Entries from a dataset of interfaces:
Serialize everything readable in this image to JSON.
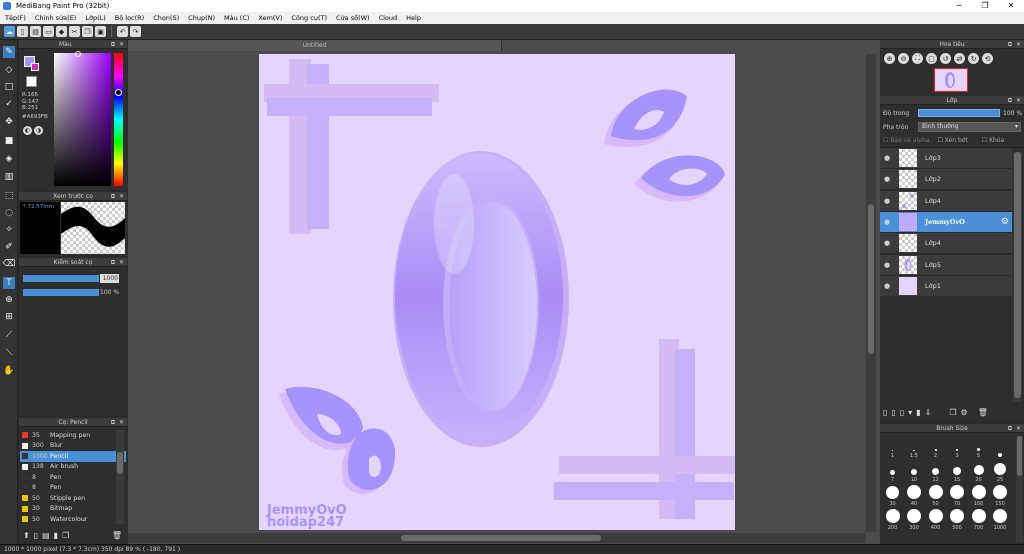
{
  "window": {
    "title": "MediBang Paint Pro (32bit)",
    "minimize": "─",
    "maximize": "❐",
    "close": "✕"
  },
  "menu": [
    "Tệp(F)",
    "Chỉnh sửa(E)",
    "Lớp(L)",
    "Bộ lọc(R)",
    "Chọn(S)",
    "Chụp(N)",
    "Màu (C)",
    "Xem(V)",
    "Công cụ(T)",
    "Cửa sổ(W)",
    "Cloud",
    "Help"
  ],
  "document": {
    "tab": "Untitled"
  },
  "color_panel": {
    "title": "Màu",
    "r": "R:166",
    "g": "G:147",
    "b": "B:251",
    "hex": "#A693FB",
    "fg_color": "#a693fb",
    "bg_color": "#ffffff"
  },
  "preview_panel": {
    "title": "Xem trước cọ",
    "size": "* 72.57mm"
  },
  "brush_control": {
    "title": "Kiểm soát cọ",
    "size_value": "1000",
    "opacity_value": "100 %"
  },
  "brush_panel": {
    "title": "Cọ: Pencil",
    "items": [
      {
        "size": "35",
        "name": "Mapping pen",
        "color": "#e33",
        "selected": false
      },
      {
        "size": "300",
        "name": "Blur",
        "color": "#f5f5f5",
        "selected": false
      },
      {
        "size": "1000",
        "name": "Pencil",
        "color": "#333",
        "selected": true
      },
      {
        "size": "138",
        "name": "Air brush",
        "color": "#f5f5f5",
        "selected": false
      },
      {
        "size": "8",
        "name": "Pen",
        "color": "#333",
        "selected": false
      },
      {
        "size": "8",
        "name": "Pen",
        "color": "#333",
        "selected": false
      },
      {
        "size": "50",
        "name": "Stipple pen",
        "color": "#e6c800",
        "selected": false
      },
      {
        "size": "30",
        "name": "Bitmap",
        "color": "#e6c800",
        "selected": false
      },
      {
        "size": "50",
        "name": "Watercolour",
        "color": "#e6c800",
        "selected": false
      }
    ]
  },
  "navigator": {
    "title": "Hoa tiêu"
  },
  "layer_panel": {
    "title": "Lớp",
    "opacity_label": "Độ trong",
    "opacity_value": "100 %",
    "blend_label": "Pha trộn",
    "blend_value": "Bình thường",
    "protect_alpha": "Bảo vệ alpha",
    "clipping": "Xén bớt",
    "lock": "Khóa",
    "layers": [
      {
        "name": "Lớp3",
        "selected": false
      },
      {
        "name": "Lớp2",
        "selected": false
      },
      {
        "name": "Lớp4",
        "selected": false
      },
      {
        "name": "JemmyOvO",
        "selected": true
      },
      {
        "name": "Lớp4",
        "selected": false
      },
      {
        "name": "Lớp5",
        "selected": false
      },
      {
        "name": "Lớp1",
        "selected": false
      }
    ]
  },
  "brush_size_panel": {
    "title": "Brush Size",
    "sizes": [
      "1",
      "1.5",
      "2",
      "3",
      "5",
      "",
      "7",
      "10",
      "12",
      "15",
      "20",
      "25",
      "30",
      "40",
      "50",
      "70",
      "100",
      "150",
      "200",
      "300",
      "400",
      "500",
      "700",
      "1000"
    ]
  },
  "canvas_text": {
    "signature1": "JemmyOvO",
    "signature2": "hoidap247"
  },
  "status": {
    "text": "1000 * 1000 pixel   (7.3 * 7.3cm)   350 dpi   89 %   ( -180, 791 )"
  },
  "colors": {
    "accent": "#4a90d8",
    "canvas_bg": "#e5d5fc",
    "shape_main": "#a693fb",
    "shape_shadow": "#d8b8ff"
  }
}
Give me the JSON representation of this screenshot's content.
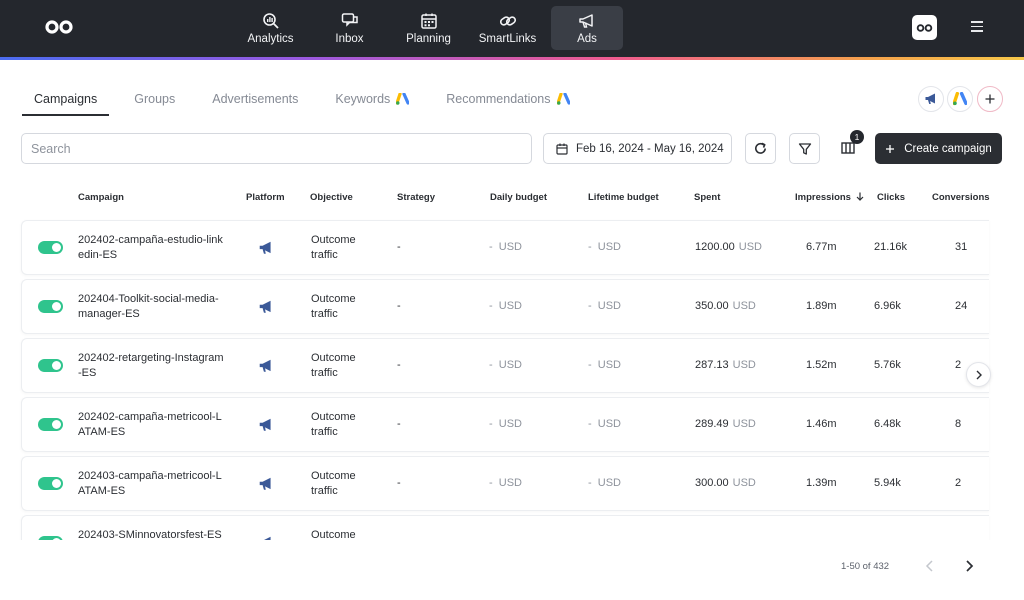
{
  "nav": {
    "items": [
      {
        "label": "Analytics",
        "icon": "analytics-icon"
      },
      {
        "label": "Inbox",
        "icon": "inbox-icon"
      },
      {
        "label": "Planning",
        "icon": "calendar-icon"
      },
      {
        "label": "SmartLinks",
        "icon": "link-icon"
      },
      {
        "label": "Ads",
        "icon": "megaphone-icon",
        "active": true
      }
    ]
  },
  "tabs": [
    {
      "label": "Campaigns",
      "active": true
    },
    {
      "label": "Groups"
    },
    {
      "label": "Advertisements"
    },
    {
      "label": "Keywords",
      "icon": "google-ads-icon"
    },
    {
      "label": "Recommendations",
      "icon": "google-ads-icon"
    }
  ],
  "toolbar": {
    "search_placeholder": "Search",
    "date_range": "Feb 16, 2024 - May 16, 2024",
    "columns_badge": "1",
    "create_label": "Create campaign"
  },
  "table": {
    "headers": {
      "campaign": "Campaign",
      "platform": "Platform",
      "objective": "Objective",
      "strategy": "Strategy",
      "daily_budget": "Daily budget",
      "lifetime_budget": "Lifetime budget",
      "spent": "Spent",
      "impressions": "Impressions",
      "clicks": "Clicks",
      "conversions": "Conversions"
    },
    "rows": [
      {
        "name": "202402-campaña-estudio-linkedin-ES",
        "objective": "Outcome traffic",
        "strategy": "-",
        "daily": "-  USD",
        "lifetime": "-  USD",
        "spent": "1200.00",
        "currency": "USD",
        "impressions": "6.77m",
        "clicks": "21.16k",
        "conversions": "31"
      },
      {
        "name": "202404-Toolkit-social-media-manager-ES",
        "objective": "Outcome traffic",
        "strategy": "-",
        "daily": "-  USD",
        "lifetime": "-  USD",
        "spent": "350.00",
        "currency": "USD",
        "impressions": "1.89m",
        "clicks": "6.96k",
        "conversions": "24"
      },
      {
        "name": "202402-retargeting-Instagram-ES",
        "objective": "Outcome traffic",
        "strategy": "-",
        "daily": "-  USD",
        "lifetime": "-  USD",
        "spent": "287.13",
        "currency": "USD",
        "impressions": "1.52m",
        "clicks": "5.76k",
        "conversions": "2"
      },
      {
        "name": "202402-campaña-metricool-LATAM-ES",
        "objective": "Outcome traffic",
        "strategy": "-",
        "daily": "-  USD",
        "lifetime": "-  USD",
        "spent": "289.49",
        "currency": "USD",
        "impressions": "1.46m",
        "clicks": "6.48k",
        "conversions": "8"
      },
      {
        "name": "202403-campaña-metricool-LATAM-ES",
        "objective": "Outcome traffic",
        "strategy": "-",
        "daily": "-  USD",
        "lifetime": "-  USD",
        "spent": "300.00",
        "currency": "USD",
        "impressions": "1.39m",
        "clicks": "5.94k",
        "conversions": "2"
      },
      {
        "name": "202403-SMinnovatorsfest-ES",
        "objective": "Outcome",
        "strategy": "",
        "daily": "",
        "lifetime": "",
        "spent": "",
        "currency": "",
        "impressions": "",
        "clicks": "",
        "conversions": ""
      }
    ]
  },
  "pagination": {
    "text": "1-50 of 432"
  },
  "colors": {
    "topbar": "#24272d",
    "toggle_on": "#2fc48d",
    "primary_button": "#2b2e33",
    "facebook_blue": "#3b5998"
  }
}
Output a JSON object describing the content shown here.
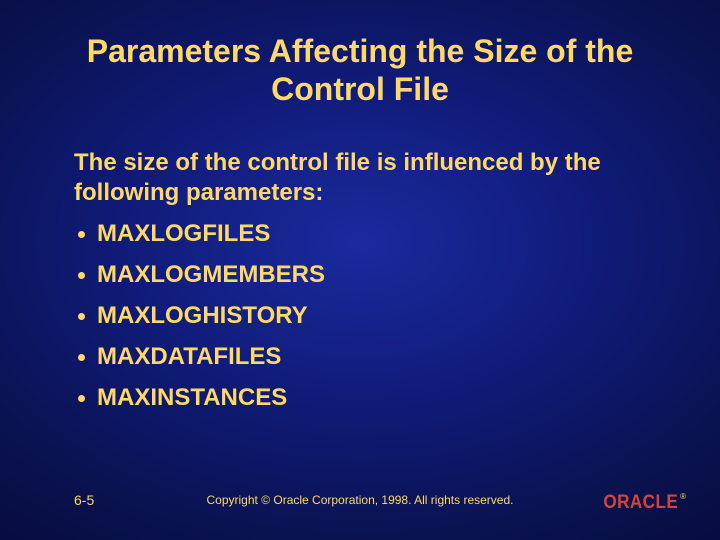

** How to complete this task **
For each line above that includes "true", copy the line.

** Response box **
        "selected": true
        "selected": true
        "active": true
      "active": true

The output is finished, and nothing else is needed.